Swimming works out the entire body, including the legs, arms, back, and core, making it a great full-body workout. It also helps to improve cardiovascular health, build endurance, and increase muscle strength and tone. Swimming is a great way to burn calories and lose weight, as it is a high-intensity exercise that burns a lot of calories in a short amount of time.

While swimming may not be for everyone, it is an excellent alternative to running for those looking for a low-impact exercise that works out the entire body and provides a great cardiovascular workout. Whether you are recovering from an injury or looking to mix up your workout routine, swimming is definitely worth considering.

Training for a 10K swim

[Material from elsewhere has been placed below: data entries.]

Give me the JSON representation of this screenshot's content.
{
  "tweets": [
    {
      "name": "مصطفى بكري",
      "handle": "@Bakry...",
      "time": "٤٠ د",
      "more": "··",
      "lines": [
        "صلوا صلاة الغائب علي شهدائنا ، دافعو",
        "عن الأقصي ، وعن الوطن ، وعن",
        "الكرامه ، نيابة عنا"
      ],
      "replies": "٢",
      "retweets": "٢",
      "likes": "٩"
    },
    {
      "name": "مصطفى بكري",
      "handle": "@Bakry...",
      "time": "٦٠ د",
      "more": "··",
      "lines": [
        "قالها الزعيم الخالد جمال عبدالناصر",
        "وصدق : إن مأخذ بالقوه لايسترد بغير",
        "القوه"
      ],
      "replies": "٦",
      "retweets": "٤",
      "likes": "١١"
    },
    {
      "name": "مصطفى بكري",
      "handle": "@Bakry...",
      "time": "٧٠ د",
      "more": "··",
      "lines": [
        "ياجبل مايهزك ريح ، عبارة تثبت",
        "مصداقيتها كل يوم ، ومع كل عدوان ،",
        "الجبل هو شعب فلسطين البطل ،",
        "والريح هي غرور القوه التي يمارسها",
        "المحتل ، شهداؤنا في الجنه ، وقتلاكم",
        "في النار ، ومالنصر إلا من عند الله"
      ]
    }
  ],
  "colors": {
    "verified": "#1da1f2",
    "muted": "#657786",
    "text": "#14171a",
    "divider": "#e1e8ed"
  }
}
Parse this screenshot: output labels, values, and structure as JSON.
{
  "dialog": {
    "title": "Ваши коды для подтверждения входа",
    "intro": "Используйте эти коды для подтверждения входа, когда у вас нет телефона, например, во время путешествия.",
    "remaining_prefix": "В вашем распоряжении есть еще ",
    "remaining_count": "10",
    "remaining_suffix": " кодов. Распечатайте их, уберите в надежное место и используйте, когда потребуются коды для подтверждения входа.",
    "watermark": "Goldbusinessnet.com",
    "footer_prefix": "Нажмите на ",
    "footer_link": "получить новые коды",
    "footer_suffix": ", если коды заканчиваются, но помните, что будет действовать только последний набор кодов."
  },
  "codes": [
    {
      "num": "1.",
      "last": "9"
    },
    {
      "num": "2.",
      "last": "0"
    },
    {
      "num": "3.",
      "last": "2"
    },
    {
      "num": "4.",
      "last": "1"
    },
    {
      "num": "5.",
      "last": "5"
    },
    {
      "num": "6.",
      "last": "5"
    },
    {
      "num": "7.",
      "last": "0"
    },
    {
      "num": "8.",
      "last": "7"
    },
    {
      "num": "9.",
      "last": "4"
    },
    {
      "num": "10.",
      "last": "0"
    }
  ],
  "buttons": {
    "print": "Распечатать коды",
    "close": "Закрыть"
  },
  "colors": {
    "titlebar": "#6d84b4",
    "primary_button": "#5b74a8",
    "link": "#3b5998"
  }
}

Training for a 10K swim requires a significant amount of time, dedication, and commitment. Swimmers should start by building a base of swimming fitness by swimming consistently for several months, gradually increasing their distance and intensity over time.

A typical training program for a 10K swim would involve swimming six to seven times a week, with a mix of long, moderate, and high-intensity swims. Long swims should be done once a week, gradually building up to 5K, 7.5K, and eventually 10K.

Check out this video below to see how you would structure a 10K swim training program.

Moderate swims should be done twice a week, and should be shorter than the long swims, but still challenging. High-intensity swims should be done two to three times a week, and should involve speed work, interval training, or other forms of high-intensity training.

It’s also important to vary the type of swimming done during training. This can include freestyle, backstroke, breaststroke, and butterfly, as well as drills that focus on improving technique, such as kicking or arm strokes.

In addition to swim training, it’s important to incorporate strength and conditioning exercises to build overall fitness and prevent injuries. This can include weight training, plyometric exercises, and core strengthening exercises.

Proper nutrition is also essential for swimmers training for a 10K swim. Swimmers should consume enough calories to fuel their training, and should focus on eating a balanced diet with plenty of protein, healthy fats, and carbohydrates. Staying hydrated is also important, especially during long swims.

Technique and strategy

Swimming a 10K race requires a combination of efficient technique and effective strategy. Swimmers must be able to maintain their technique for several hours, while also adjusting their approach based on the conditions of the water and the other swimmers around them.

The correct techniques are essential for conserving energy and maintaining a steady pace throughout the race.

For example, swimmers should focus on their body position, specifically by maintaining a straight line from head to toe, with their hips and legs close to the surface of the water. They should also work on their stroke technique, aiming for a smooth, efficient stroke that minimizes drag and maximizes propulsion.

Check out this video for some practical tips on how you can conserve energy during your 10K:

So that you are not completely blindsided the day of the event, swimmers should be scouting the course and identifying any potential challenges, such as currents or waves.

It’s also prudent to develop a pacing plan, aiming to maintain a steady pace throughout the race and avoiding the temptation to start too fast.

Also be ready to adjust your strategy as needed based on the conditions of the water and the other swimmers around them. For example, if you encounter strong currents or waves, you may need to adjust your stroke technique or swim angle to compensate.

In addition to technique and strategy, mental preparation is also essential for a successful 10K swim. Swimmers should develop a positive mindset, focusing on their strengths and visualizing themselves successfully completing the race. They should also be prepared for the mental challenges of swimming for several hours, including boredom and fatigue.